Records supplied Block Start

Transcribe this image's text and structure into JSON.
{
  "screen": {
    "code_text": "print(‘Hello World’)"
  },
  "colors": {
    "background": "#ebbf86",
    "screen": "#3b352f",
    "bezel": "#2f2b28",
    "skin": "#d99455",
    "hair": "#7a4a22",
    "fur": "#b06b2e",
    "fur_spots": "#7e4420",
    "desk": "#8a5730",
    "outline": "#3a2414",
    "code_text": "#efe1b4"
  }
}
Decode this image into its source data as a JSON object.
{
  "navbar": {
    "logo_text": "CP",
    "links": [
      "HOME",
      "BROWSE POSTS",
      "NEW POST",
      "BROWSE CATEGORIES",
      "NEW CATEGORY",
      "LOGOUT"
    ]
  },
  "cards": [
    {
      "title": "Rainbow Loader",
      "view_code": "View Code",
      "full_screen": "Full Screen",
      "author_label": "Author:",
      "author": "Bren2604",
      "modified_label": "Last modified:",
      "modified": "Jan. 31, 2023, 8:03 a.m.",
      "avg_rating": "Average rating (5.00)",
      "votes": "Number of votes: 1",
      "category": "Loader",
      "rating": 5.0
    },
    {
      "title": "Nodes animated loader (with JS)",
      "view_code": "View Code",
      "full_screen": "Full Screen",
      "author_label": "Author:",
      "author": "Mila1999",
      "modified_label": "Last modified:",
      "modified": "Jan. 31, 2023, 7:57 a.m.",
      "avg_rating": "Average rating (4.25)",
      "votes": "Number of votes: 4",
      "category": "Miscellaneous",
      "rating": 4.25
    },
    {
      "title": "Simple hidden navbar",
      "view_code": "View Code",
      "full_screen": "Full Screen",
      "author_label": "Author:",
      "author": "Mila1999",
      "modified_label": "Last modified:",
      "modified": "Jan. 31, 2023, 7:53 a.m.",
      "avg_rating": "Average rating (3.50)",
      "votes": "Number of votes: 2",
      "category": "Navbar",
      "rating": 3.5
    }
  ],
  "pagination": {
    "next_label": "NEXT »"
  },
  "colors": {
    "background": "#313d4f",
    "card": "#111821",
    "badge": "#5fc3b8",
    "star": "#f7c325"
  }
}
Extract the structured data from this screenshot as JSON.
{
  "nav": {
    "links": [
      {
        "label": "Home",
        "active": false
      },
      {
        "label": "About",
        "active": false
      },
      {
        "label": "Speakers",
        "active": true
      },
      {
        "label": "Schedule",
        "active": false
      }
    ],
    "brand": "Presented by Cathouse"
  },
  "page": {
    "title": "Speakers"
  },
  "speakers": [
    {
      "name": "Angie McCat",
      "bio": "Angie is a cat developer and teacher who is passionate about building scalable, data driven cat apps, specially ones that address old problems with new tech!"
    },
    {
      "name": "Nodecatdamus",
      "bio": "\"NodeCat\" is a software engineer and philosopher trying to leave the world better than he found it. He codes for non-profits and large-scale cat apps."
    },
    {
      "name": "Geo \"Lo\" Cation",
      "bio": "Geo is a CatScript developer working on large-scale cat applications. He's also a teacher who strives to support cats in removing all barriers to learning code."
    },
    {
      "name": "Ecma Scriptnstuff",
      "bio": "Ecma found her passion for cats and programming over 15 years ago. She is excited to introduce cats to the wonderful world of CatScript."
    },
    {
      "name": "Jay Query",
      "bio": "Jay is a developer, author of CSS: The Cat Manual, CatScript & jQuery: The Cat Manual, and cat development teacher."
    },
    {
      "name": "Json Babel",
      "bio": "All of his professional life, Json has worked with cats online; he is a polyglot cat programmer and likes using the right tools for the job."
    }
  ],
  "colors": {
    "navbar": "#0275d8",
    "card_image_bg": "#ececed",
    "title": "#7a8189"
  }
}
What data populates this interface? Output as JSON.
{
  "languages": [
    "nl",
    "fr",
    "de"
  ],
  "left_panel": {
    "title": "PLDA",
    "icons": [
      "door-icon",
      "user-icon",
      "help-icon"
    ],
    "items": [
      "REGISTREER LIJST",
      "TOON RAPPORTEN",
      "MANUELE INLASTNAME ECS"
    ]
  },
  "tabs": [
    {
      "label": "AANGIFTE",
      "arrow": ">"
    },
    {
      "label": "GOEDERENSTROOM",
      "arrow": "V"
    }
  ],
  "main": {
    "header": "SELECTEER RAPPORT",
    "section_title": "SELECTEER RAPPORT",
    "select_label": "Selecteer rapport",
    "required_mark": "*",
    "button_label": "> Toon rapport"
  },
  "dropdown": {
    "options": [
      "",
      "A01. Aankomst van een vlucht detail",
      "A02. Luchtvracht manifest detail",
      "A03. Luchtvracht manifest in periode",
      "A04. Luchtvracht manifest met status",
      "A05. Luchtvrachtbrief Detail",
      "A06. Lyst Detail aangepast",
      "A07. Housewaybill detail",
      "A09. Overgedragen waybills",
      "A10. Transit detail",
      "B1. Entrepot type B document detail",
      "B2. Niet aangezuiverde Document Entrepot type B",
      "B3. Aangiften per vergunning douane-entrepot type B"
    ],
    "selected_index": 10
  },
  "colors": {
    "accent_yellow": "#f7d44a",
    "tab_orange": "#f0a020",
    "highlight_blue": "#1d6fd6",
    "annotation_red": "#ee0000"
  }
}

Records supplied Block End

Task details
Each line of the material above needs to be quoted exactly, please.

Answer space
Transcribe this image's text and structure into JSON.
{
  "screen": {
    "code_text": "print(‘Hello World’)"
  },
  "colors": {
    "background": "#ebbf86",
    "screen": "#3b352f",
    "bezel": "#2f2b28",
    "skin": "#d99455",
    "hair": "#7a4a22",
    "fur": "#b06b2e",
    "fur_spots": "#7e4420",
    "desk": "#8a5730",
    "outline": "#3a2414",
    "code_text": "#efe1b4"
  }
}
Decode this image into its source data as a JSON object.
{
  "navbar": {
    "logo_text": "CP",
    "links": [
      "HOME",
      "BROWSE POSTS",
      "NEW POST",
      "BROWSE CATEGORIES",
      "NEW CATEGORY",
      "LOGOUT"
    ]
  },
  "cards": [
    {
      "title": "Rainbow Loader",
      "view_code": "View Code",
      "full_screen": "Full Screen",
      "author_label": "Author:",
      "author": "Bren2604",
      "modified_label": "Last modified:",
      "modified": "Jan. 31, 2023, 8:03 a.m.",
      "avg_rating": "Average rating (5.00)",
      "votes": "Number of votes: 1",
      "category": "Loader",
      "rating": 5.0
    },
    {
      "title": "Nodes animated loader (with JS)",
      "view_code": "View Code",
      "full_screen": "Full Screen",
      "author_label": "Author:",
      "author": "Mila1999",
      "modified_label": "Last modified:",
      "modified": "Jan. 31, 2023, 7:57 a.m.",
      "avg_rating": "Average rating (4.25)",
      "votes": "Number of votes: 4",
      "category": "Miscellaneous",
      "rating": 4.25
    },
    {
      "title": "Simple hidden navbar",
      "view_code": "View Code",
      "full_screen": "Full Screen",
      "author_label": "Author:",
      "author": "Mila1999",
      "modified_label": "Last modified:",
      "modified": "Jan. 31, 2023, 7:53 a.m.",
      "avg_rating": "Average rating (3.50)",
      "votes": "Number of votes: 2",
      "category": "Navbar",
      "rating": 3.5
    }
  ],
  "pagination": {
    "next_label": "NEXT »"
  },
  "colors": {
    "background": "#313d4f",
    "card": "#111821",
    "badge": "#5fc3b8",
    "star": "#f7c325"
  }
}
Extract the structured data from this screenshot as JSON.
{
  "nav": {
    "links": [
      {
        "label": "Home",
        "active": false
      },
      {
        "label": "About",
        "active": false
      },
      {
        "label": "Speakers",
        "active": true
      },
      {
        "label": "Schedule",
        "active": false
      }
    ],
    "brand": "Presented by Cathouse"
  },
  "page": {
    "title": "Speakers"
  },
  "speakers": [
    {
      "name": "Angie McCat",
      "bio": "Angie is a cat developer and teacher who is passionate about building scalable, data driven cat apps, specially ones that address old problems with new tech!"
    },
    {
      "name": "Nodecatdamus",
      "bio": "\"NodeCat\" is a software engineer and philosopher trying to leave the world better than he found it. He codes for non-profits and large-scale cat apps."
    },
    {
      "name": "Geo \"Lo\" Cation",
      "bio": "Geo is a CatScript developer working on large-scale cat applications. He's also a teacher who strives to support cats in removing all barriers to learning code."
    },
    {
      "name": "Ecma Scriptnstuff",
      "bio": "Ecma found her passion for cats and programming over 15 years ago. She is excited to introduce cats to the wonderful world of CatScript."
    },
    {
      "name": "Jay Query",
      "bio": "Jay is a developer, author of CSS: The Cat Manual, CatScript & jQuery: The Cat Manual, and cat development teacher."
    },
    {
      "name": "Json Babel",
      "bio": "All of his professional life, Json has worked with cats online; he is a polyglot cat programmer and likes using the right tools for the job."
    }
  ],
  "colors": {
    "navbar": "#0275d8",
    "card_image_bg": "#ececed",
    "title": "#7a8189"
  }
}
What data populates this interface? Output as JSON.
{
  "languages": [
    "nl",
    "fr",
    "de"
  ],
  "left_panel": {
    "title": "PLDA",
    "icons": [
      "door-icon",
      "user-icon",
      "help-icon"
    ],
    "items": [
      "REGISTREER LIJST",
      "TOON RAPPORTEN",
      "MANUELE INLASTNAME ECS"
    ]
  },
  "tabs": [
    {
      "label": "AANGIFTE",
      "arrow": ">"
    },
    {
      "label": "GOEDERENSTROOM",
      "arrow": "V"
    }
  ],
  "main": {
    "header": "SELECTEER RAPPORT",
    "section_title": "SELECTEER RAPPORT",
    "select_label": "Selecteer rapport",
    "required_mark": "*",
    "button_label": "> Toon rapport"
  },
  "dropdown": {
    "options": [
      "",
      "A01. Aankomst van een vlucht detail",
      "A02. Luchtvracht manifest detail",
      "A03. Luchtvracht manifest in periode",
      "A04. Luchtvracht manifest met status",
      "A05. Luchtvrachtbrief Detail",
      "A06. Lyst Detail aangepast",
      "A07. Housewaybill detail",
      "A09. Overgedragen waybills",
      "A10. Transit detail",
      "B1. Entrepot type B document detail",
      "B2. Niet aangezuiverde Document Entrepot type B",
      "B3. Aangiften per vergunning douane-entrepot type B"
    ],
    "selected_index": 10
  },
  "colors": {
    "accent_yellow": "#f7d44a",
    "tab_orange": "#f0a020",
    "highlight_blue": "#1d6fd6",
    "annotation_red": "#ee0000"
  }
}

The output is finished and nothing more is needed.